Please look for the string "title" below and report every line in which it occurs.

| Task data |
Segment Open

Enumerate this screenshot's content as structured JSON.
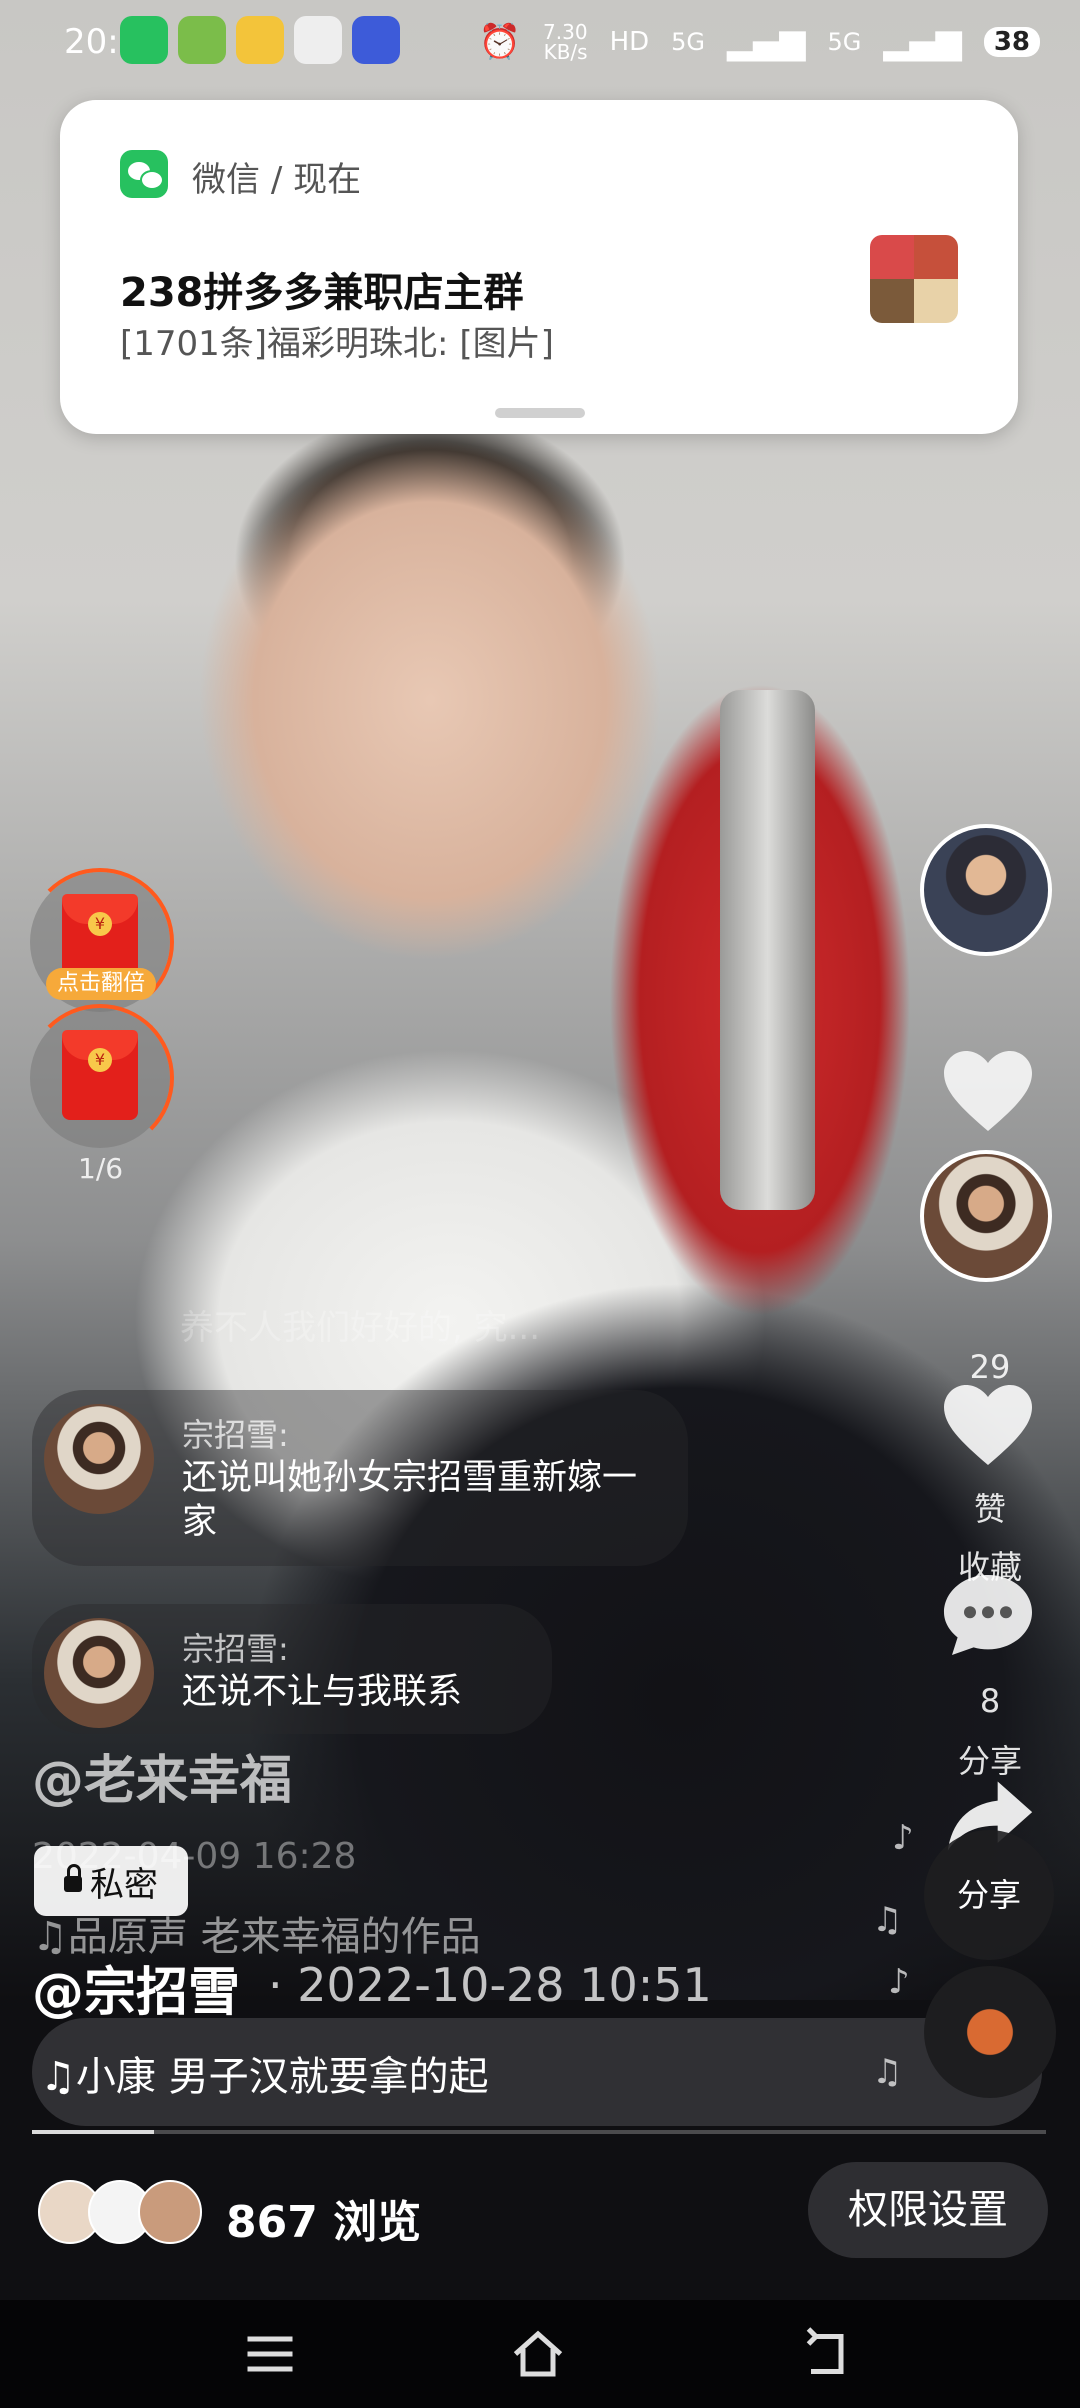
{
  "status_bar": {
    "time": "20:14",
    "speed_top": "7.30",
    "speed_unit": "KB/s",
    "net1": "5G",
    "net2": "5G",
    "battery": "38"
  },
  "notification": {
    "app": "微信",
    "sep": "/",
    "when": "现在",
    "title": "238拼多多兼职店主群",
    "body": "[1701条]福彩明珠北: [图片]"
  },
  "red_packets": {
    "tag_label": "点击翻倍",
    "pager": "1/6"
  },
  "right_rail": {
    "like_count_ghost": "29",
    "like_label": "赞",
    "collect_label": "收藏",
    "comment_count": "8",
    "share_label": "分享",
    "share_button_label": "分享"
  },
  "comments": [
    {
      "ghost": "养不人我们好好的, 究...",
      "name": "宗招雪:",
      "text": "还说叫她孙女宗招雪重新嫁一家"
    },
    {
      "name": "宗招雪:",
      "text": "还说不让与我联系"
    }
  ],
  "video_info": {
    "user_handle_ghost": "@老来幸福",
    "date_ghost": "2022-04-09 16:28",
    "privacy_label": "私密",
    "music_ghost": "♫品原声    老来幸福的作品",
    "author": "@宗招雪",
    "author_date": "· 2022-10-28 10:51",
    "music": "♫小康    男子汉就要拿的起"
  },
  "bottom": {
    "views_count": "867",
    "views_label": "浏览",
    "permission_button": "权限设置",
    "progress": 0.12
  }
}
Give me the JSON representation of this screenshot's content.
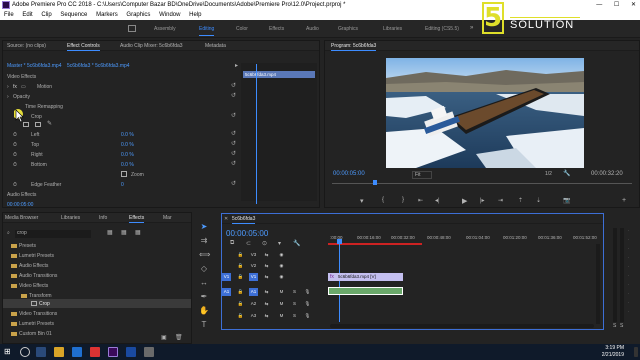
{
  "window": {
    "title": "Adobe Premiere Pro CC 2018 - C:\\Users\\Computer Bazar BD\\OneDrive\\Documents\\Adobe\\Premiere Pro\\12.0\\Project.prproj *"
  },
  "menu": [
    "File",
    "Edit",
    "Clip",
    "Sequence",
    "Markers",
    "Graphics",
    "Window",
    "Help"
  ],
  "workspaces": {
    "items": [
      "Assembly",
      "Editing",
      "Color",
      "Effects",
      "Audio",
      "Graphics",
      "Libraries",
      "Editing (CS5.5)"
    ],
    "active": "Editing"
  },
  "logo": {
    "number": "5",
    "line1": "MINUTE",
    "line2": "SOLUTION"
  },
  "source_panel": {
    "tabs": [
      "Source: (no clips)",
      "Effect Controls",
      "Audio Clip Mixer: 5c6b6fda3",
      "Metadata"
    ],
    "active": "Effect Controls",
    "master_label": "Master * 5c6b6fda3.mp4",
    "clip_label": "5c6b6fda3 * 5c6b6fda3.mp4",
    "clip_bar": "5c6b6fda3.mp4",
    "video_effects": "Video Effects",
    "motion": "Motion",
    "opacity": "Opacity",
    "time_remapping": "Time Remapping",
    "crop": "Crop",
    "params": [
      {
        "label": "Left",
        "value": "0.0 %"
      },
      {
        "label": "Top",
        "value": "0.0 %"
      },
      {
        "label": "Right",
        "value": "0.0 %"
      },
      {
        "label": "Bottom",
        "value": "0.0 %"
      }
    ],
    "zoom": "Zoom",
    "edge_feather": "Edge Feather",
    "edge_value": "0",
    "audio_effects": "Audio Effects",
    "timecode": "00:00:05:00"
  },
  "program": {
    "title": "Program: 5c6b6fda3",
    "timecode": "00:00:05:00",
    "fit": "Fit",
    "fraction": "1/2",
    "duration": "00:00:32:20"
  },
  "effects_panel": {
    "tabs": [
      "Media Browser",
      "Libraries",
      "Info",
      "Effects",
      "Mar"
    ],
    "active": "Effects",
    "search_value": "crop",
    "items": [
      {
        "label": "Presets",
        "depth": 0
      },
      {
        "label": "Lumetri Presets",
        "depth": 0
      },
      {
        "label": "Audio Effects",
        "depth": 0
      },
      {
        "label": "Audio Transitions",
        "depth": 0
      },
      {
        "label": "Video Effects",
        "depth": 0
      },
      {
        "label": "Transform",
        "depth": 1
      },
      {
        "label": "Crop",
        "depth": 2
      },
      {
        "label": "Video Transitions",
        "depth": 0
      },
      {
        "label": "Lumetri Presets",
        "depth": 0
      },
      {
        "label": "Custom Bin 01",
        "depth": 0
      }
    ]
  },
  "timeline": {
    "tab": "5c6b6fda3",
    "timecode": "00:00:05:00",
    "ruler": [
      ":00:00",
      "00:00:16:00",
      "00:00:32:00",
      "00:00:48:00",
      "00:01:04:00",
      "00:01:20:00",
      "00:01:36:00",
      "00:01:52:00"
    ],
    "tracks": [
      "V3",
      "V2",
      "V1",
      "A1",
      "A2",
      "A3"
    ],
    "source_tracks": [
      "V1",
      "A1"
    ],
    "video_clip": "5c6b6fda3.mp4 [V]",
    "mute": "M",
    "solo": "S"
  },
  "taskbar": {
    "time": "3:19 PM",
    "date": "2/21/2019"
  },
  "colors": {
    "accent": "#3d8cff",
    "logo_yellow": "#dfdf2a",
    "cursor_yellow": "#e8e03a",
    "video_clip": "#c4bff0",
    "audio_clip": "#6aa86a"
  }
}
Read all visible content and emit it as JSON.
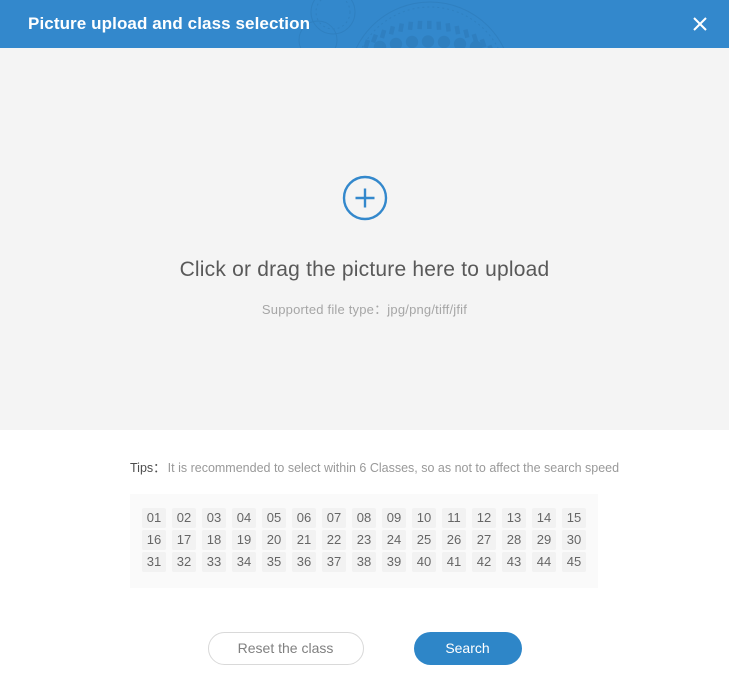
{
  "window": {
    "title": "Picture upload and class selection",
    "close_label": "×",
    "header_color": "#3388cc"
  },
  "upload": {
    "icon": "plus-circle-icon",
    "main_text": "Click or drag the picture here to upload",
    "sub_text": "Supported file type：jpg/png/tiff/jfif",
    "background_color": "#f4f4f4",
    "accent_color": "#3388cc"
  },
  "tips": {
    "label": "Tips：",
    "text": "It is recommended to select within 6 Classes, so as not to affect the search speed"
  },
  "classes": {
    "rows": [
      [
        "01",
        "02",
        "03",
        "04",
        "05",
        "06",
        "07",
        "08",
        "09",
        "10",
        "11",
        "12",
        "13",
        "14",
        "15"
      ],
      [
        "16",
        "17",
        "18",
        "19",
        "20",
        "21",
        "22",
        "23",
        "24",
        "25",
        "26",
        "27",
        "28",
        "29",
        "30"
      ],
      [
        "31",
        "32",
        "33",
        "34",
        "35",
        "36",
        "37",
        "38",
        "39",
        "40",
        "41",
        "42",
        "43",
        "44",
        "45"
      ]
    ]
  },
  "footer": {
    "reset_label": "Reset the class",
    "search_label": "Search",
    "search_color": "#2e86c8"
  }
}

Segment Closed

| Task response |
    "title": "238拼多多兼职店主群",
    "title": "Adobe Premiere Pro CC 2018 - C:\\Users\\Computer Bazar BD\\OneDrive\\Documents\\Adobe\\Premiere Pro\\12.0\\Project.prproj *"
    "title": "Program: 5c6b6fda3",
    "title": "Picture upload and class selection",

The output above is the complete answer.